Theo Pasialis, director of building company Holz DC explains why more architects need to design buildings that have frames made of Cross Laminated Timber (CLT).
Why do you think more architects should design buildings with CLT frames?
Most advocates will highlight the speed of construction that may be achieved with the use of CLT. This obviously is a consideration for the architect and the client. Other benefits that I believe should steer architects to the use of CLT are:
- The cost savings achievable for the client without compromising design, in fact I would argue the design would be enhanced through the use of CLT.
- The aesthetic qualities achievable through the use of different grades of CLT finishes.

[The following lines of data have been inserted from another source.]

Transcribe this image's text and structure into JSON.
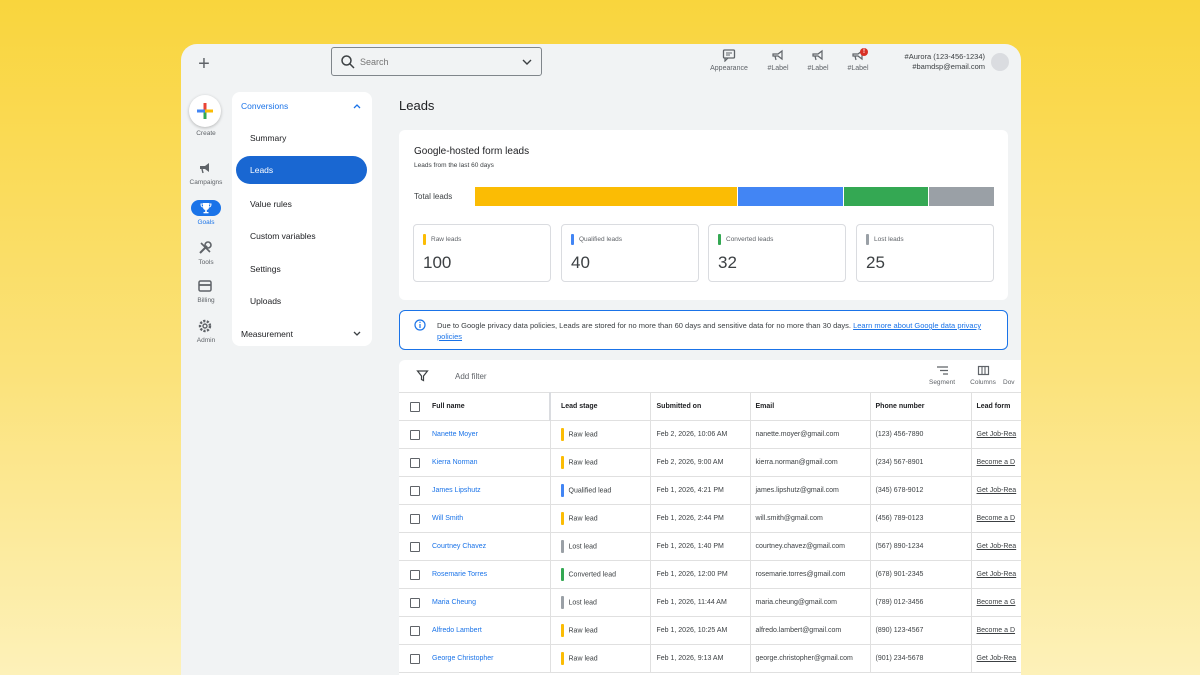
{
  "topbar": {
    "search_placeholder": "Search",
    "actions": [
      {
        "label": "Appearance",
        "icon": "feedback-icon"
      },
      {
        "label": "#Label",
        "icon": "megaphone-icon"
      },
      {
        "label": "#Label",
        "icon": "megaphone-icon"
      },
      {
        "label": "#Label",
        "icon": "megaphone-icon",
        "badge": "!"
      }
    ],
    "account_line1": "#Aurora (123-456-1234)",
    "account_line2": "#bamdsp@email.com"
  },
  "rail": {
    "create": "Create",
    "campaigns": "Campaigns",
    "goals": "Goals",
    "tools": "Tools",
    "billing": "Billing",
    "admin": "Admin"
  },
  "nav": {
    "section": "Conversions",
    "items": [
      "Summary",
      "Leads",
      "Value rules",
      "Custom variables",
      "Settings",
      "Uploads"
    ],
    "active": "Leads",
    "measurement": "Measurement"
  },
  "main": {
    "title": "Leads",
    "card_title": "Google-hosted form leads",
    "card_sub": "Leads from the last 60 days",
    "total_label": "Total leads",
    "stats": [
      {
        "label": "Raw leads",
        "value": "100",
        "color": "#fbbc04"
      },
      {
        "label": "Qualified leads",
        "value": "40",
        "color": "#4285f4"
      },
      {
        "label": "Converted leads",
        "value": "32",
        "color": "#34a853"
      },
      {
        "label": "Lost leads",
        "value": "25",
        "color": "#9aa0a6"
      }
    ],
    "notice_text": "Due to Google privacy data policies, Leads are stored for no more than 60 days and sensitive data for no more than 30 days. ",
    "notice_link": "Learn more about Google data privacy policies"
  },
  "table": {
    "add_filter": "Add filter",
    "tools": [
      "Segment",
      "Columns",
      "Dov"
    ],
    "headers": [
      "Full name",
      "Lead stage",
      "Submitted on",
      "Email",
      "Phone number",
      "Lead form"
    ],
    "rows": [
      {
        "name": "Nanette Moyer",
        "stage": "Raw lead",
        "stage_color": "#fbbc04",
        "submitted": "Feb 2, 2026, 10:06 AM",
        "email": "nanette.moyer@gmail.com",
        "phone": "(123) 456-7890",
        "form": "Get Job-Rea"
      },
      {
        "name": "Kierra Norman",
        "stage": "Raw lead",
        "stage_color": "#fbbc04",
        "submitted": "Feb 2, 2026, 9:00 AM",
        "email": "kierra.norman@gmail.com",
        "phone": "(234) 567-8901",
        "form": "Become a D"
      },
      {
        "name": "James Lipshutz",
        "stage": "Qualified lead",
        "stage_color": "#4285f4",
        "submitted": "Feb 1, 2026, 4:21 PM",
        "email": "james.lipshutz@gmail.com",
        "phone": "(345) 678-9012",
        "form": "Get Job-Rea"
      },
      {
        "name": "Will Smith",
        "stage": "Raw lead",
        "stage_color": "#fbbc04",
        "submitted": "Feb 1, 2026, 2:44 PM",
        "email": "will.smith@gmail.com",
        "phone": "(456) 789-0123",
        "form": "Become a D"
      },
      {
        "name": "Courtney Chavez",
        "stage": "Lost lead",
        "stage_color": "#9aa0a6",
        "submitted": "Feb 1, 2026, 1:40 PM",
        "email": "courtney.chavez@gmail.com",
        "phone": "(567) 890-1234",
        "form": "Get Job-Rea"
      },
      {
        "name": "Rosemarie Torres",
        "stage": "Converted lead",
        "stage_color": "#34a853",
        "submitted": "Feb 1, 2026, 12:00 PM",
        "email": "rosemarie.torres@gmail.com",
        "phone": "(678) 901-2345",
        "form": "Get Job-Rea"
      },
      {
        "name": "Maria Cheung",
        "stage": "Lost lead",
        "stage_color": "#9aa0a6",
        "submitted": "Feb 1, 2026, 11:44 AM",
        "email": "maria.cheung@gmail.com",
        "phone": "(789) 012-3456",
        "form": "Become a G"
      },
      {
        "name": "Alfredo Lambert",
        "stage": "Raw lead",
        "stage_color": "#fbbc04",
        "submitted": "Feb 1, 2026, 10:25 AM",
        "email": "alfredo.lambert@gmail.com",
        "phone": "(890) 123-4567",
        "form": "Become a D"
      },
      {
        "name": "George Christopher",
        "stage": "Raw lead",
        "stage_color": "#fbbc04",
        "submitted": "Feb 1, 2026, 9:13 AM",
        "email": "george.christopher@gmail.com",
        "phone": "(901) 234-5678",
        "form": "Get Job-Rea"
      }
    ]
  }
}
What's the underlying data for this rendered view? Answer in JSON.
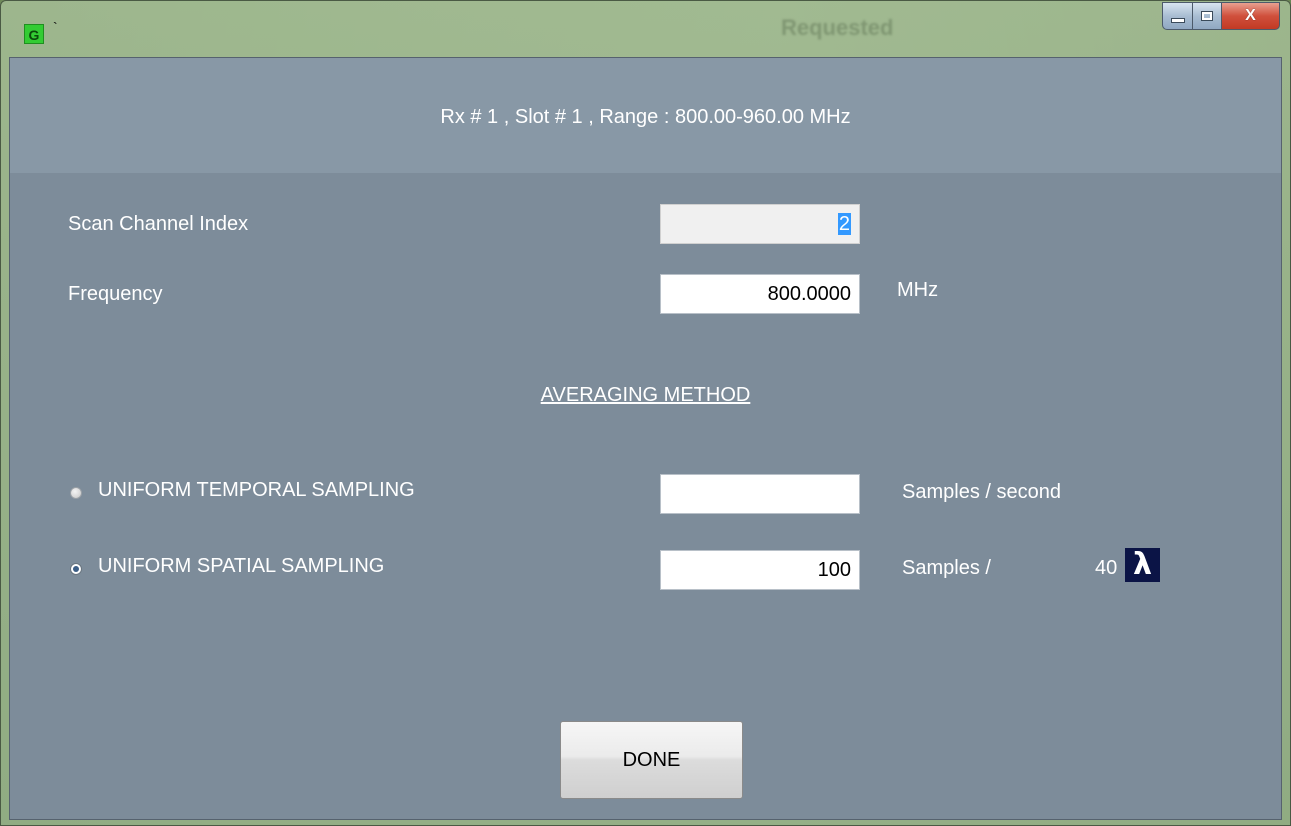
{
  "window": {
    "title": "`",
    "app_icon_letter": "G",
    "background_title_ghost": "Requested",
    "controls": {
      "minimize_icon": "minimize-icon",
      "maximize_icon": "maximize-icon",
      "close_icon": "close-icon",
      "close_glyph": "X"
    }
  },
  "header": {
    "text": "Rx # 1 , Slot # 1 , Range : 800.00-960.00 MHz"
  },
  "scan_channel": {
    "label": "Scan Channel Index",
    "value": "2"
  },
  "frequency": {
    "label": "Frequency",
    "value": "800.0000",
    "unit": "MHz"
  },
  "averaging": {
    "title": "AVERAGING METHOD",
    "temporal": {
      "label": "UNIFORM TEMPORAL SAMPLING",
      "value": "",
      "unit": "Samples / second",
      "selected": false
    },
    "spatial": {
      "label": "UNIFORM SPATIAL SAMPLING",
      "value": "100",
      "unit": "Samples /",
      "wavelengths": "40",
      "wavelength_symbol": "λ",
      "selected": true
    }
  },
  "done_button": {
    "label": "DONE"
  },
  "colors": {
    "client_bg": "#7d8c9a",
    "header_bg": "#8898a6",
    "lambda_bg": "#0b1446",
    "selection": "#3399ff"
  }
}
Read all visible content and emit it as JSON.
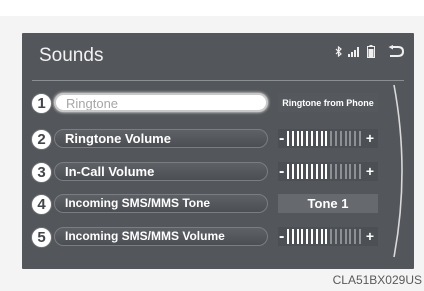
{
  "header": {
    "title": "Sounds",
    "status_icons": [
      "bluetooth-icon",
      "signal-bars-icon",
      "battery-icon"
    ],
    "back_icon": "back-arrow-icon"
  },
  "rows": [
    {
      "number": "1",
      "label": "Ringtone",
      "selected": true,
      "control": "text",
      "value": "Ringtone from Phone"
    },
    {
      "number": "2",
      "label": "Ringtone Volume",
      "selected": false,
      "control": "volume",
      "minus": "-",
      "plus": "+",
      "level": 0.55
    },
    {
      "number": "3",
      "label": "In-Call Volume",
      "selected": false,
      "control": "volume",
      "minus": "-",
      "plus": "+",
      "level": 0.55
    },
    {
      "number": "4",
      "label": "Incoming SMS/MMS Tone",
      "selected": false,
      "control": "text",
      "value": "Tone 1"
    },
    {
      "number": "5",
      "label": "Incoming SMS/MMS Volume",
      "selected": false,
      "control": "volume",
      "minus": "-",
      "plus": "+",
      "level": 0.55
    }
  ],
  "figure_code": "CLA51BX029US",
  "colors": {
    "screen_bg": "#53565a",
    "bar_active": "#ffffff",
    "bar_inactive": "#8d9094"
  }
}
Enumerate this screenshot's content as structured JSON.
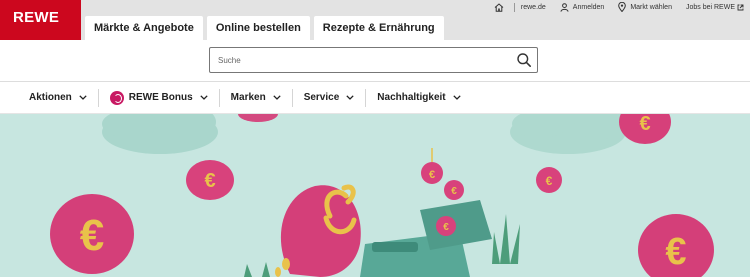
{
  "brand": {
    "logo_text": "REWE",
    "color": "#cc071e"
  },
  "header": {
    "tabs": [
      {
        "label": "Märkte & Angebote"
      },
      {
        "label": "Online bestellen"
      },
      {
        "label": "Rezepte & Ernährung"
      }
    ],
    "utility": {
      "home_label": "rewe.de",
      "login_label": "Anmelden",
      "market_label": "Markt wählen",
      "jobs_label": "Jobs bei REWE"
    }
  },
  "search": {
    "placeholder": "Suche",
    "value": ""
  },
  "categories": [
    {
      "label": "Aktionen"
    },
    {
      "label": "REWE Bonus"
    },
    {
      "label": "Marken"
    },
    {
      "label": "Service"
    },
    {
      "label": "Nachhaltigkeit"
    }
  ],
  "icons": {
    "home": "house-icon",
    "login": "user-icon",
    "market": "location-pin-icon",
    "search": "magnifier-icon",
    "dropdown": "chevron-down-icon",
    "jobs_external": "external-link-icon"
  },
  "hero": {
    "background_color": "#c7e6e0",
    "coin_color": "#d8427c",
    "wallet_color": "#58a897"
  }
}
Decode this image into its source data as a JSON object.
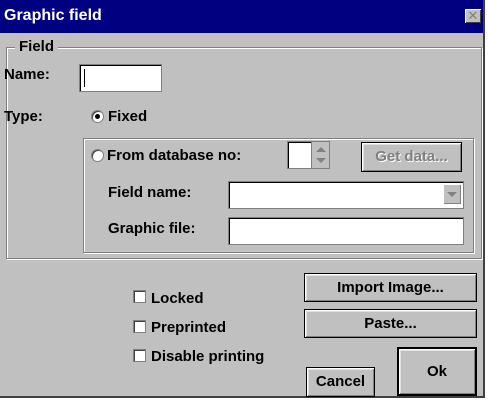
{
  "window": {
    "title": "Graphic field",
    "close_glyph": "✕"
  },
  "group": {
    "legend": "Field"
  },
  "name": {
    "label": "Name:",
    "value": ""
  },
  "type": {
    "label": "Type:",
    "fixed_label": "Fixed",
    "db_label": "From database no:",
    "selected": "fixed"
  },
  "db": {
    "number": "",
    "get_data_label": "Get data..."
  },
  "field_name": {
    "label": "Field name:",
    "value": ""
  },
  "graphic_file": {
    "label": "Graphic file:",
    "value": ""
  },
  "checkboxes": {
    "locked": "Locked",
    "preprinted": "Preprinted",
    "disable_printing": "Disable printing"
  },
  "buttons": {
    "import_image": "Import Image...",
    "paste": "Paste...",
    "cancel": "Cancel",
    "ok": "Ok"
  }
}
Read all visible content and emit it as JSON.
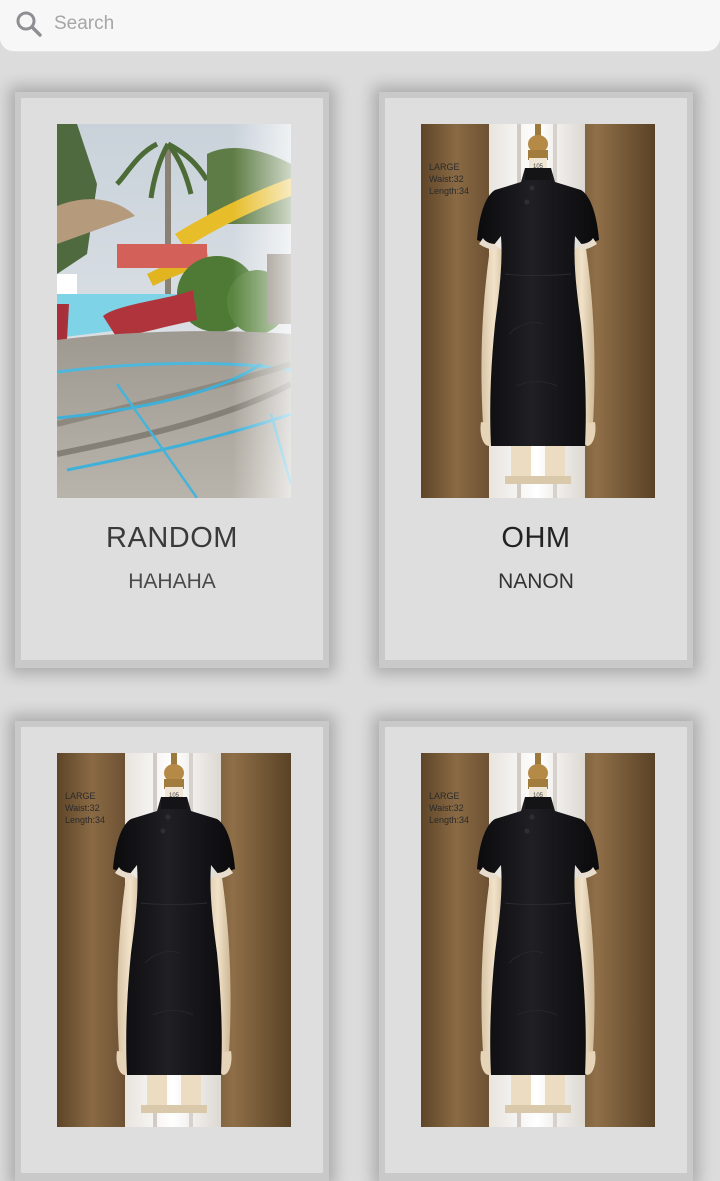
{
  "search": {
    "placeholder": "Search",
    "value": "",
    "icon": "search-icon"
  },
  "products": [
    {
      "title": "RANDOM",
      "subtitle": "HAHAHA",
      "image": "resort-pool-photo"
    },
    {
      "title": "OHM",
      "subtitle": "NANON",
      "image": "black-dress-mannequin-photo",
      "tag": [
        "LARGE",
        "Waist:32",
        "Length:34"
      ]
    },
    {
      "title": "",
      "subtitle": "",
      "image": "black-dress-mannequin-photo",
      "tag": [
        "LARGE",
        "Waist:32",
        "Length:34"
      ]
    },
    {
      "title": "",
      "subtitle": "",
      "image": "black-dress-mannequin-photo",
      "tag": [
        "LARGE",
        "Waist:32",
        "Length:34"
      ]
    }
  ],
  "colors": {
    "background": "#dcdcdc",
    "card": "#dedede",
    "card_border": "#c9c9c9",
    "search_bar": "#f7f7f7",
    "placeholder": "#a6a6a6"
  }
}
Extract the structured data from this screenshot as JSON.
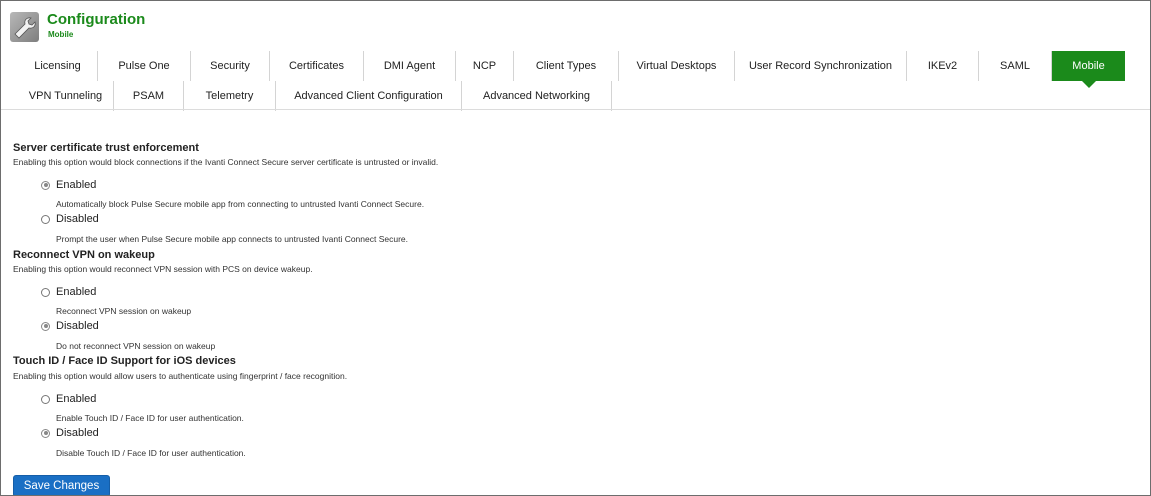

- The much lighter weight of massive timber in comparison to concrete, and yet still achieving a solid construction that can outperform concrete and steel in many aspects of consideration.
- The prefabrication aspect ensures that on-site work is minimised in terms of the number of people on-site, as well as the duration of building works affecting neighbours. There are also safety benefits, due to the reduced number of workers and duration on-site. Noise levels during construction are also reduced.
- Lastly, wastage is minimised due to the structure being prefabricated and fitting together perfectly.
How does CLT relate to increased sustainability?
As a wood product, CLT is a totally renewable carbon neutral construction material, boasting the lowest energy consumption of any other building product. It’s cited as the 21st century solution to building sustainability. It’s generally more cost effective than structural steel or concrete, and vastly outperforms conventional framed construction materials for airtightness, thermal insulation, internal moisture management, acoustic insulation and fire resistance.
What are the main limitations of designing and building with CLT-framed structures?
The limitations are minimal, which is a benefit in itself. But I would say one limitation is the lack of knowledge or education about CLT amongst various stakeholders in the construction industry. This will certainly change with time, but at the moment, more investment in educating architects, engineers and other consultants is necessary in Australia to understand the benefits of CLT and how to design accordingly.
Another limitation currently would be the BCA ‘DTS’ provisions and performance solutions for CLT needing to be brought up to speed, as it can act as a ‘speed hump’ for multi storey buildings. The last limitation would be the span of CLT in comparison to a concrete post tensioned slab, which could be viewed as a limitation for use in a large building where large unobstructed spans may be a requirement.
Should more architects be using CLT in their designs and if so why?
To put it simply, yes, we think architects should be using CLT in more designs for many reasons. Wood as a material evokes warmth and security. Any person who has been inside a CLT building will experience this. I vividly remember this when I was inside my first CLT building and compared it to the ‘cold’ feeling from a concrete/masonry building.
The low energy construction leads can have a direct effect in reducing operating costs for a building and CLT has a very low thermal conductivity compared to other materials. CLT also provides a healthy and comfortable living climate due the room temperature, air moisture and noise levels.
It’s especially suited to construction in seismic areas, allowing buildings to withstand the seismic loads far better than other forms of construction. Most importantly, numerous studies in Europe have shown how working, studying or living in a timber environment has measurable psychological and health benefits. Schools, nursing homes, office buildings all benefit from the use of CLT.